In a word, they are indispensable community spaces in an increasingly alienated world.
Yet, five weeks out from the disaster in Oakland, the media is rife with dismissive language, labeling the Ghost Ship fire event that was underway when the fire struck a “rave” and reenforcing the idea that such spaces are hotbeds of hedonism. Venues have been shut down by authorities across the nation – including the Bell Foundry in Baltimore, Drkmttr in Nashville, and Rhinoceropolis in Denver – depriving communities of much needed access to social and culture life.
Also under threat are the innovative living practices promoted by such spaces. Ghost Ship – like many other DIY art spaces across the country – was a “live-work” space that circumvented prohibitively high housing costs by creating a multi-purpose structure. In an era of over-development and poor space usage, these inventive community centers push boundaries and encourage us to rethink the space around us.
The issue often revolves around proper safety conditions being met (which can be prohibitively expensive for non-profit generating DIY spaces) and zoning laws. If city authorities can acknowledge how such spaces contribute to the local creative economy, they can surely construct innovative laws and reach out to such spaces to ensure that safety conditions are met, neighborhoods near such venues do not experience undo stress, and the spaces can go on being safe havens for the diversity that makes city life worthwhile and enriching.
Another factor that should encourage authorities to take a proactive, pro-social approach to DIY art spaces is that the anti-DIY backlash following the Ghost Sip fire has given breathing room for the racist far-right, which has lashed out at these decidedly pro-social environments, using hotlines to report them and compiling lists on websites such as 4chan.
An original post on 4chan – a popular online destination for the “alt-right” – was quite blunt:
These places are open hotbeds of liberal radicalism and degeneracy and now YOU can stop them by reporting all such places you may be or may become aware of to the authorities, specifically the local fire marshel [sic].
When neo-nazi sympathizers see an avenue for marginalizing vulnerable groups of people, it is a responsibility of public leaders to step up. These spaces are more important than ever considering the social climate we inhabit.
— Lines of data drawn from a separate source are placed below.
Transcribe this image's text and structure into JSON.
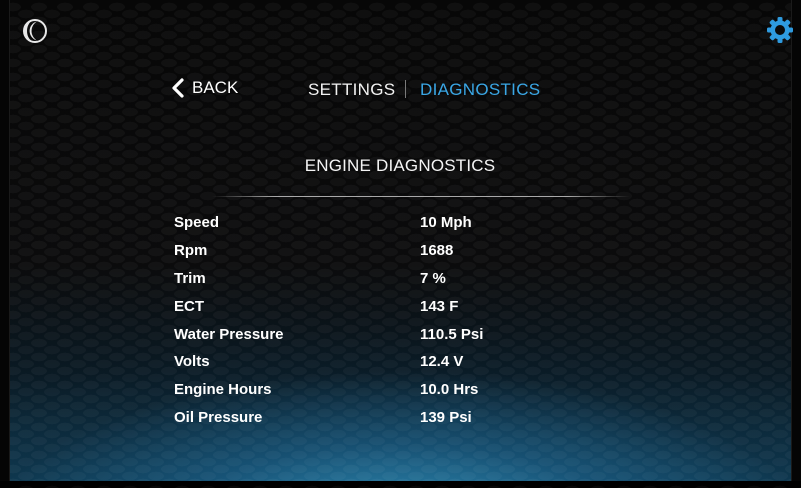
{
  "header": {
    "theme_icon": "moon-icon",
    "settings_icon": "gear-icon"
  },
  "nav": {
    "back_label": "BACK",
    "tabs": [
      {
        "label": "SETTINGS",
        "active": false
      },
      {
        "label": "DIAGNOSTICS",
        "active": true
      }
    ]
  },
  "section": {
    "title": "ENGINE DIAGNOSTICS"
  },
  "diagnostics": [
    {
      "label": "Speed",
      "value": "10 Mph"
    },
    {
      "label": "Rpm",
      "value": "1688"
    },
    {
      "label": "Trim",
      "value": "7 %"
    },
    {
      "label": "ECT",
      "value": "143 F"
    },
    {
      "label": "Water Pressure",
      "value": "110.5 Psi"
    },
    {
      "label": "Volts",
      "value": "12.4 V"
    },
    {
      "label": "Engine Hours",
      "value": "10.0 Hrs"
    },
    {
      "label": "Oil Pressure",
      "value": "139 Psi"
    }
  ],
  "colors": {
    "accent": "#3aa7e6",
    "text": "#ffffff",
    "gear": "#2e9be0"
  }
}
Thoughtful city officials across the nation should take note and support DIY art spaces instead of criminalizing them.